All accounts are that he did wonderfully. He got a "i did great at school" ticket when he came out beaming on his first solo day and the teacher and the aide have consistently described him as doing great. Really until tonight he's been a little closed-lipped about things. He now things it's hilarious to say his teacher's name is "nothing" when you ask what it is. I'm pretty sure the smart ass humor didn't rub off from my side of the family. Now that he's been going he's describing vignettes from his day-- playing with the blocks, the rules of the playground, how lunch works, the writing center, etc. I'm hoping to keep drawing this kind of information out in dribs and drabs when he doesn't notice.

And after the last post, i'd be remiss in explaining that Silas has taken the whole transition in stride. I wasn't sure how he'd feel about Henry heading off to preschool but i think the fact that Silas is just continuing on *his* own routine and Henry comes and joins him later hasn't rocked his world too much!


Silas and the terrible, horrible, no-good, rotten tantrums

I've been thinking about this post for awhile and yet the idea of sitting down to really dig into my son's tantrums, meltdowns and fits of rage seems to keep losing out to things like, organizing the basement (last night) pulling weeds (nap-time) or searching etsy (all the time!) But before the Henry preschool posts get going (which i promise will be coming soon), i did want to write about Silas and the difficult phase we're going through with him. At first i was going to say so i could remember it, but really it's more so when my friends with younger kids ask me about this type of behavior, i can look back, compare their descriptions with mine and assure them their children are not baboons.
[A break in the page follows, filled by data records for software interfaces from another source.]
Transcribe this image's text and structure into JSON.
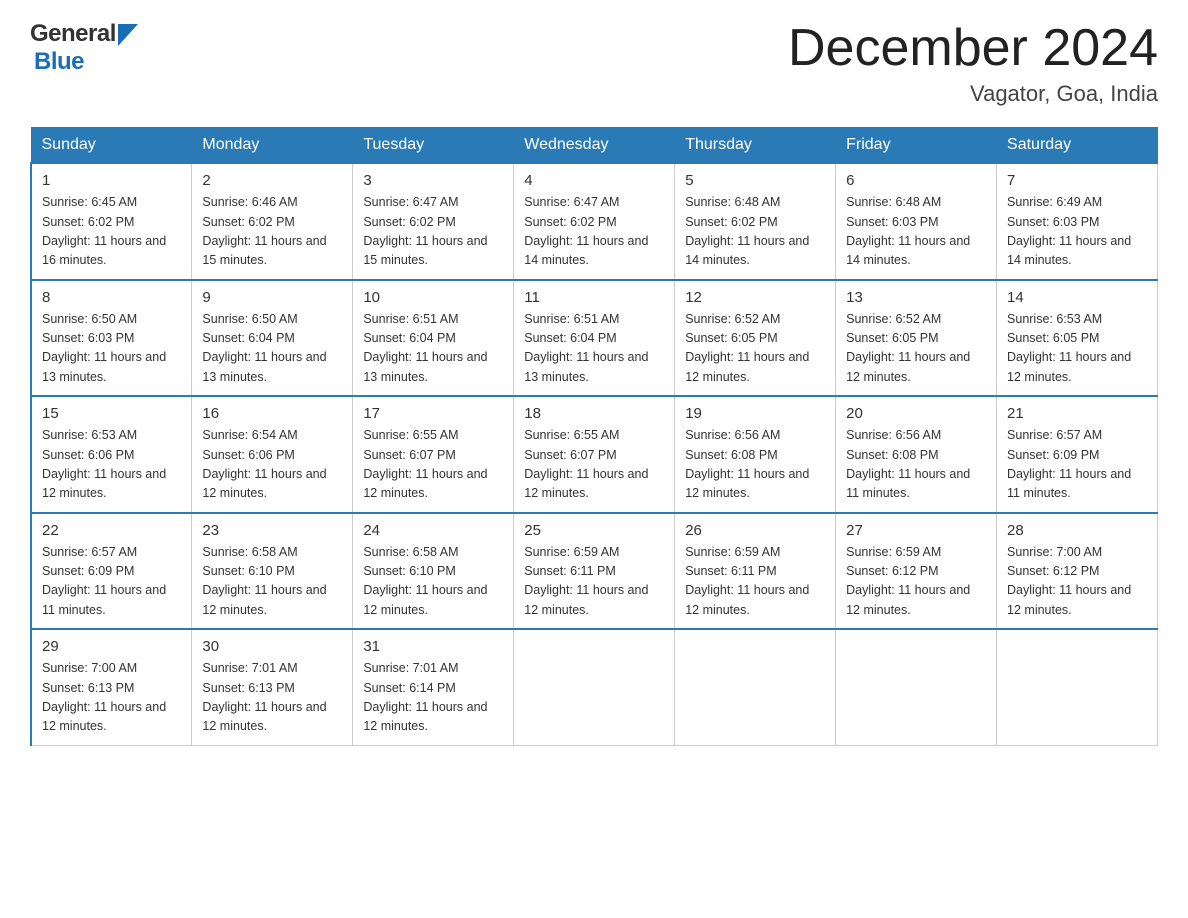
{
  "header": {
    "logo_general": "General",
    "logo_blue": "Blue",
    "title": "December 2024",
    "subtitle": "Vagator, Goa, India"
  },
  "weekdays": [
    "Sunday",
    "Monday",
    "Tuesday",
    "Wednesday",
    "Thursday",
    "Friday",
    "Saturday"
  ],
  "weeks": [
    [
      {
        "day": "1",
        "sunrise": "6:45 AM",
        "sunset": "6:02 PM",
        "daylight": "11 hours and 16 minutes."
      },
      {
        "day": "2",
        "sunrise": "6:46 AM",
        "sunset": "6:02 PM",
        "daylight": "11 hours and 15 minutes."
      },
      {
        "day": "3",
        "sunrise": "6:47 AM",
        "sunset": "6:02 PM",
        "daylight": "11 hours and 15 minutes."
      },
      {
        "day": "4",
        "sunrise": "6:47 AM",
        "sunset": "6:02 PM",
        "daylight": "11 hours and 14 minutes."
      },
      {
        "day": "5",
        "sunrise": "6:48 AM",
        "sunset": "6:02 PM",
        "daylight": "11 hours and 14 minutes."
      },
      {
        "day": "6",
        "sunrise": "6:48 AM",
        "sunset": "6:03 PM",
        "daylight": "11 hours and 14 minutes."
      },
      {
        "day": "7",
        "sunrise": "6:49 AM",
        "sunset": "6:03 PM",
        "daylight": "11 hours and 14 minutes."
      }
    ],
    [
      {
        "day": "8",
        "sunrise": "6:50 AM",
        "sunset": "6:03 PM",
        "daylight": "11 hours and 13 minutes."
      },
      {
        "day": "9",
        "sunrise": "6:50 AM",
        "sunset": "6:04 PM",
        "daylight": "11 hours and 13 minutes."
      },
      {
        "day": "10",
        "sunrise": "6:51 AM",
        "sunset": "6:04 PM",
        "daylight": "11 hours and 13 minutes."
      },
      {
        "day": "11",
        "sunrise": "6:51 AM",
        "sunset": "6:04 PM",
        "daylight": "11 hours and 13 minutes."
      },
      {
        "day": "12",
        "sunrise": "6:52 AM",
        "sunset": "6:05 PM",
        "daylight": "11 hours and 12 minutes."
      },
      {
        "day": "13",
        "sunrise": "6:52 AM",
        "sunset": "6:05 PM",
        "daylight": "11 hours and 12 minutes."
      },
      {
        "day": "14",
        "sunrise": "6:53 AM",
        "sunset": "6:05 PM",
        "daylight": "11 hours and 12 minutes."
      }
    ],
    [
      {
        "day": "15",
        "sunrise": "6:53 AM",
        "sunset": "6:06 PM",
        "daylight": "11 hours and 12 minutes."
      },
      {
        "day": "16",
        "sunrise": "6:54 AM",
        "sunset": "6:06 PM",
        "daylight": "11 hours and 12 minutes."
      },
      {
        "day": "17",
        "sunrise": "6:55 AM",
        "sunset": "6:07 PM",
        "daylight": "11 hours and 12 minutes."
      },
      {
        "day": "18",
        "sunrise": "6:55 AM",
        "sunset": "6:07 PM",
        "daylight": "11 hours and 12 minutes."
      },
      {
        "day": "19",
        "sunrise": "6:56 AM",
        "sunset": "6:08 PM",
        "daylight": "11 hours and 12 minutes."
      },
      {
        "day": "20",
        "sunrise": "6:56 AM",
        "sunset": "6:08 PM",
        "daylight": "11 hours and 11 minutes."
      },
      {
        "day": "21",
        "sunrise": "6:57 AM",
        "sunset": "6:09 PM",
        "daylight": "11 hours and 11 minutes."
      }
    ],
    [
      {
        "day": "22",
        "sunrise": "6:57 AM",
        "sunset": "6:09 PM",
        "daylight": "11 hours and 11 minutes."
      },
      {
        "day": "23",
        "sunrise": "6:58 AM",
        "sunset": "6:10 PM",
        "daylight": "11 hours and 12 minutes."
      },
      {
        "day": "24",
        "sunrise": "6:58 AM",
        "sunset": "6:10 PM",
        "daylight": "11 hours and 12 minutes."
      },
      {
        "day": "25",
        "sunrise": "6:59 AM",
        "sunset": "6:11 PM",
        "daylight": "11 hours and 12 minutes."
      },
      {
        "day": "26",
        "sunrise": "6:59 AM",
        "sunset": "6:11 PM",
        "daylight": "11 hours and 12 minutes."
      },
      {
        "day": "27",
        "sunrise": "6:59 AM",
        "sunset": "6:12 PM",
        "daylight": "11 hours and 12 minutes."
      },
      {
        "day": "28",
        "sunrise": "7:00 AM",
        "sunset": "6:12 PM",
        "daylight": "11 hours and 12 minutes."
      }
    ],
    [
      {
        "day": "29",
        "sunrise": "7:00 AM",
        "sunset": "6:13 PM",
        "daylight": "11 hours and 12 minutes."
      },
      {
        "day": "30",
        "sunrise": "7:01 AM",
        "sunset": "6:13 PM",
        "daylight": "11 hours and 12 minutes."
      },
      {
        "day": "31",
        "sunrise": "7:01 AM",
        "sunset": "6:14 PM",
        "daylight": "11 hours and 12 minutes."
      },
      null,
      null,
      null,
      null
    ]
  ]
}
Silas has been lodged in this phase for at least a few months. It's hard to pinpoint the exact start because since he entered toddler-hood, it was apparent he was stubborn and tenacious-- definitely not one to handle with the trusty distraction technique. As he's moved further and further into the twos he's gotten more difficult. He wants what he wants now, and he just melts down if he doesn't get it. He also really, really wants something and then when he gets it he doesn't want THAT and he can't believe you would torture him by taking him to the shower park which he's been dying to go to because now he really, really, really wants to go to the pocket park.

In addition to how easily upset (let's be honest, enraged) he gets, he's also really shy and wary of new people and new routines and just new stuff overall. So he needs to be with Mom pretty much all the time and will meltdown into one of said freak-outs if say, Dad should deign to try to change his diaper.

When we were at the beach obviously everything was new, and even by the time it wasn't new, his meltdowns were reaching a crescendo. It was difficult but also completely and totally exhausting. There were days i didn't have one drop left of patience, or new ideas, or discipline left to give. I think it was probably a lot of little things, he wasn't getting quite the full sleep he needed, he was off his routine, and he's 2. But it did make parts of the vacation really difficult.

Thankfully he's eased off a bit since we've been back. He still gets upset easily and can throw a tantrum with the best of them, but they tend to be more manageable. Unfortunately as some of the meltdowns have subsided we are now moving into another difficult phase of limit testing, hitting and general misbehavior. This one is going to require some new learning on my part because as opposed to Henry, who tested bounds as if he knew it was part of his developmental curve, Silas tests boundaries with absolute and unfettered glee. It's a little worrisome how much his eyes twinkle when he's doing something he shouldn't be. Hmm, makes me think i need to go check out some books on two-year old unruly children. Any suggestions and i'm all ears!